Required action: Go through the records and extract every line with the word "title".

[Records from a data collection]
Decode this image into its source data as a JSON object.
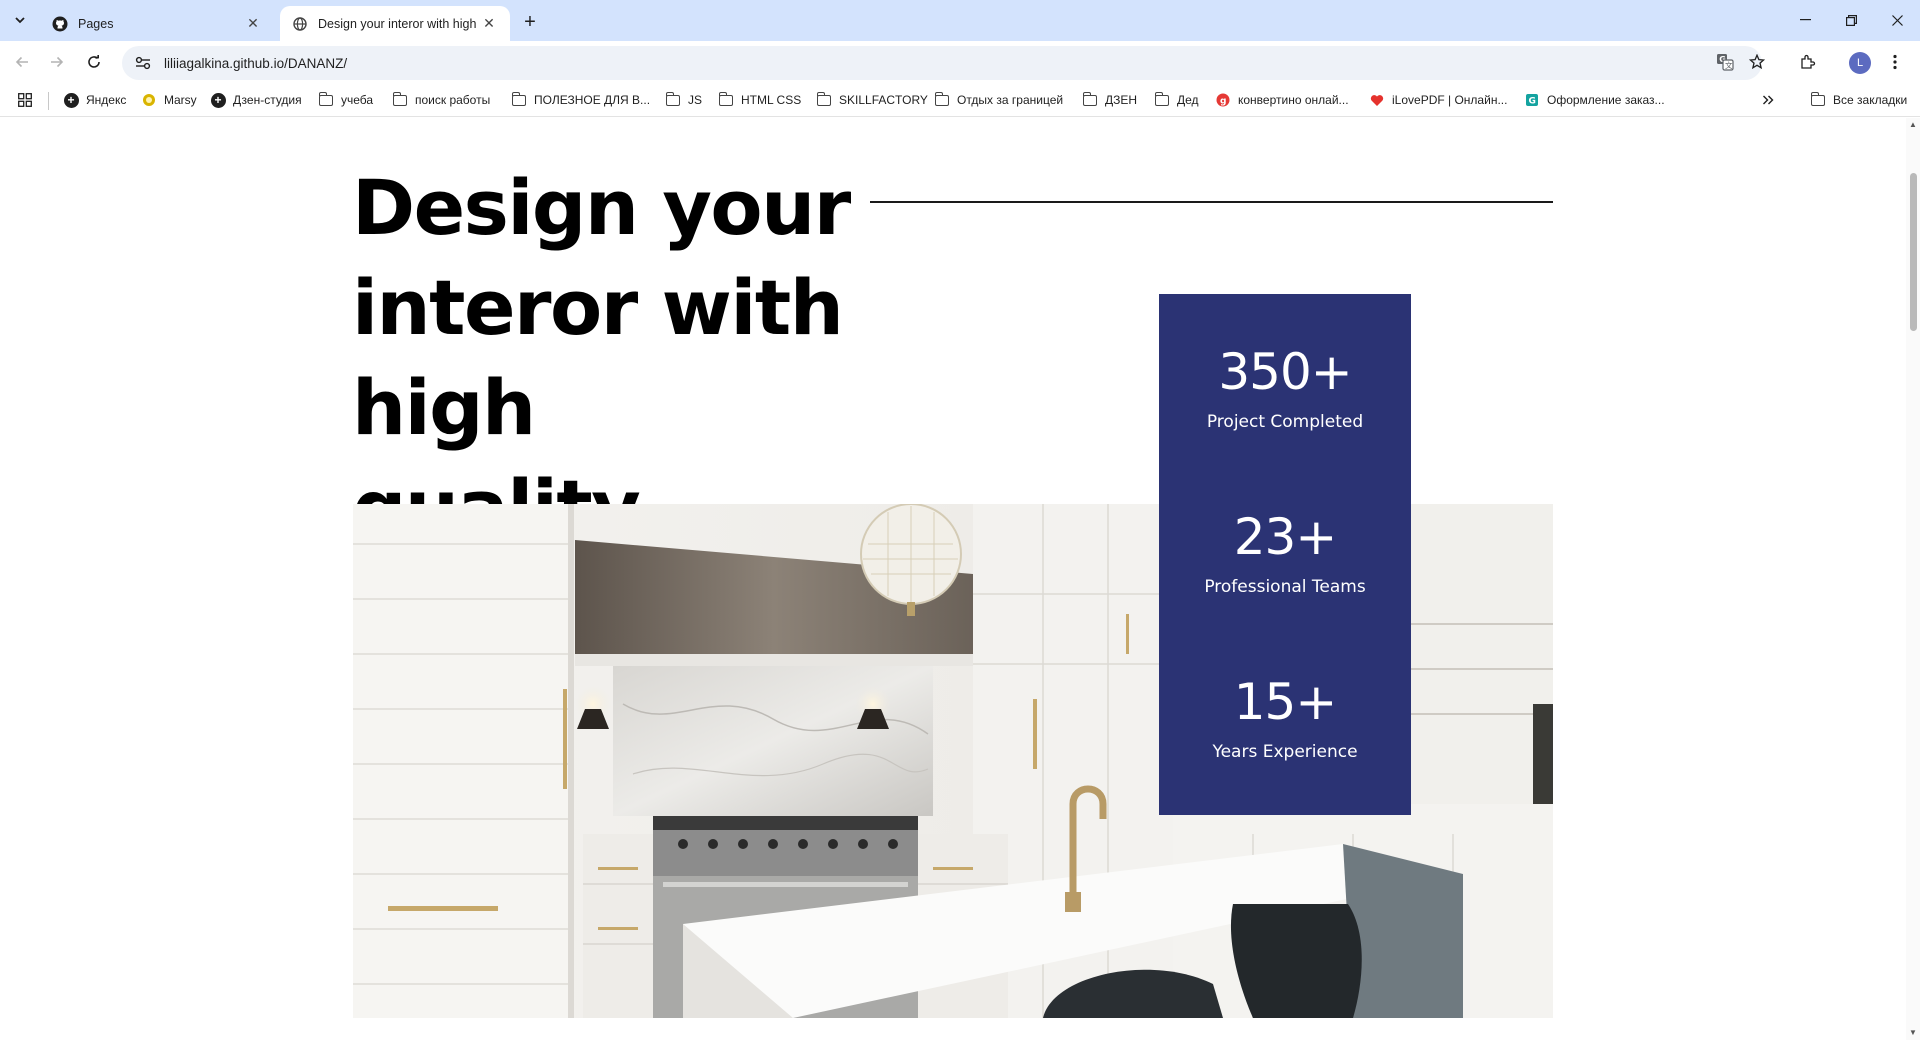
{
  "browser": {
    "tabs": [
      {
        "title": "Pages",
        "active": false
      },
      {
        "title": "Design your interor with high q",
        "active": true
      }
    ],
    "url": "liliiagalkina.github.io/DANANZ/",
    "profile_initial": "L",
    "bookmarks": [
      {
        "label": "Яндекс",
        "icon": "plus-circle-icon"
      },
      {
        "label": "Marsy",
        "icon": "marsy-icon"
      },
      {
        "label": "Дзен-студия",
        "icon": "plus-circle-icon"
      },
      {
        "label": "учеба",
        "icon": "folder-icon"
      },
      {
        "label": "поиск работы",
        "icon": "folder-icon"
      },
      {
        "label": "ПОЛЕЗНОЕ ДЛЯ В...",
        "icon": "folder-icon"
      },
      {
        "label": "JS",
        "icon": "folder-icon"
      },
      {
        "label": "HTML CSS",
        "icon": "folder-icon"
      },
      {
        "label": "SKILLFACTORY",
        "icon": "folder-icon"
      },
      {
        "label": "Отдых за границей",
        "icon": "folder-icon"
      },
      {
        "label": "ДЗЕН",
        "icon": "folder-icon"
      },
      {
        "label": "Дед",
        "icon": "folder-icon"
      },
      {
        "label": "конвертино онлай...",
        "icon": "convertio-icon"
      },
      {
        "label": "iLovePDF | Онлайн...",
        "icon": "ilovepdf-icon"
      },
      {
        "label": "Оформление заказ...",
        "icon": "order-icon"
      }
    ],
    "all_bookmarks_label": "Все закладки"
  },
  "page": {
    "hero": {
      "line1": "Design your",
      "line2": "interor with high",
      "line3": "quality."
    },
    "stats": [
      {
        "value": "350+",
        "label": "Project Completed"
      },
      {
        "value": "23+",
        "label": "Professional Teams"
      },
      {
        "value": "15+",
        "label": "Years Experience"
      }
    ],
    "colors": {
      "stats_bg": "#2b3374",
      "tabstrip_bg": "#d3e3fd"
    }
  }
}
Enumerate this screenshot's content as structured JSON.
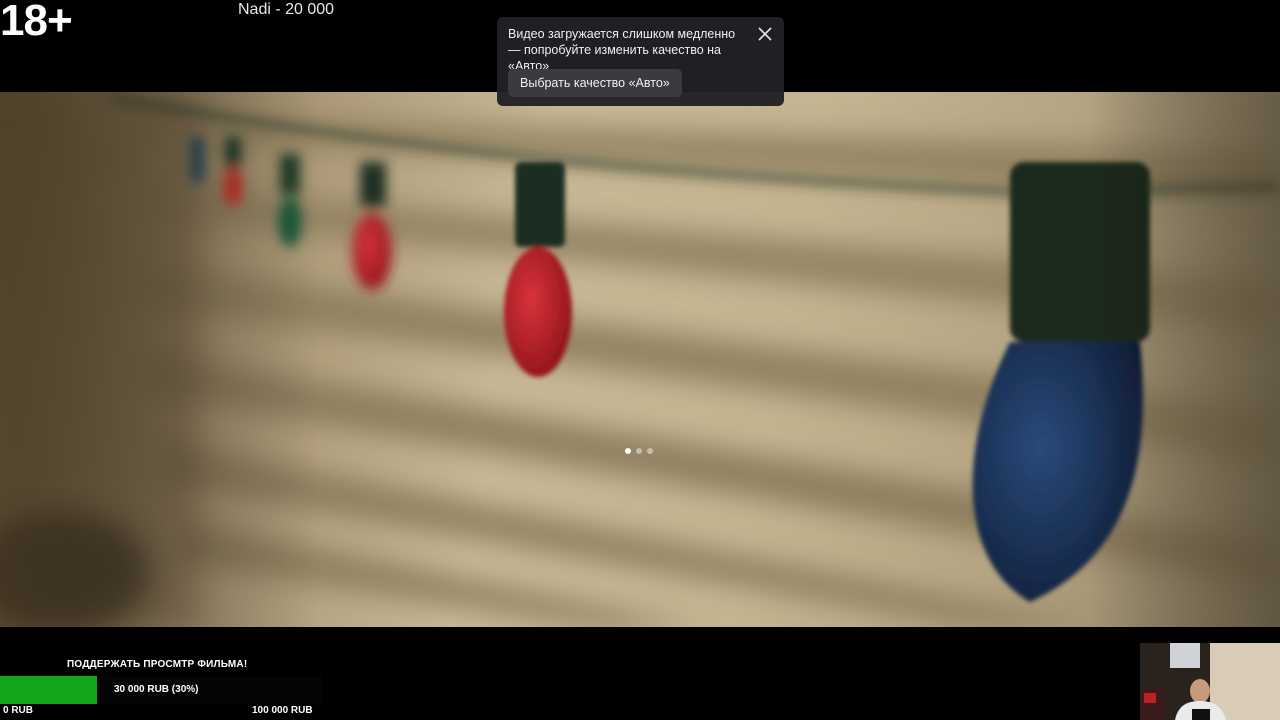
{
  "overlay": {
    "age_rating": "18+",
    "top_donation": "Nadi - 20 000"
  },
  "toast": {
    "message": "Видео загружается слишком медленно — попробуйте изменить качество на «Авто»",
    "button_label": "Выбрать качество «Авто»",
    "close_icon": "close-icon"
  },
  "player": {
    "loading_dots": 3,
    "active_dot": 1
  },
  "donation_goal": {
    "title": "ПОДДЕРЖАТЬ ПРОСМТР ФИЛЬМА!",
    "amount_text": "30 000 RUB (30%)",
    "progress_fraction": 0.3,
    "min_label": "0 RUB",
    "max_label": "100 000 RUB",
    "fill_color": "#13a51c"
  }
}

Written solution:
        "title": "Pages",
        "title": "Design your interor with high q",
    "title": "ПОДДЕРЖАТЬ ПРОСМТР ФИЛЬМА!",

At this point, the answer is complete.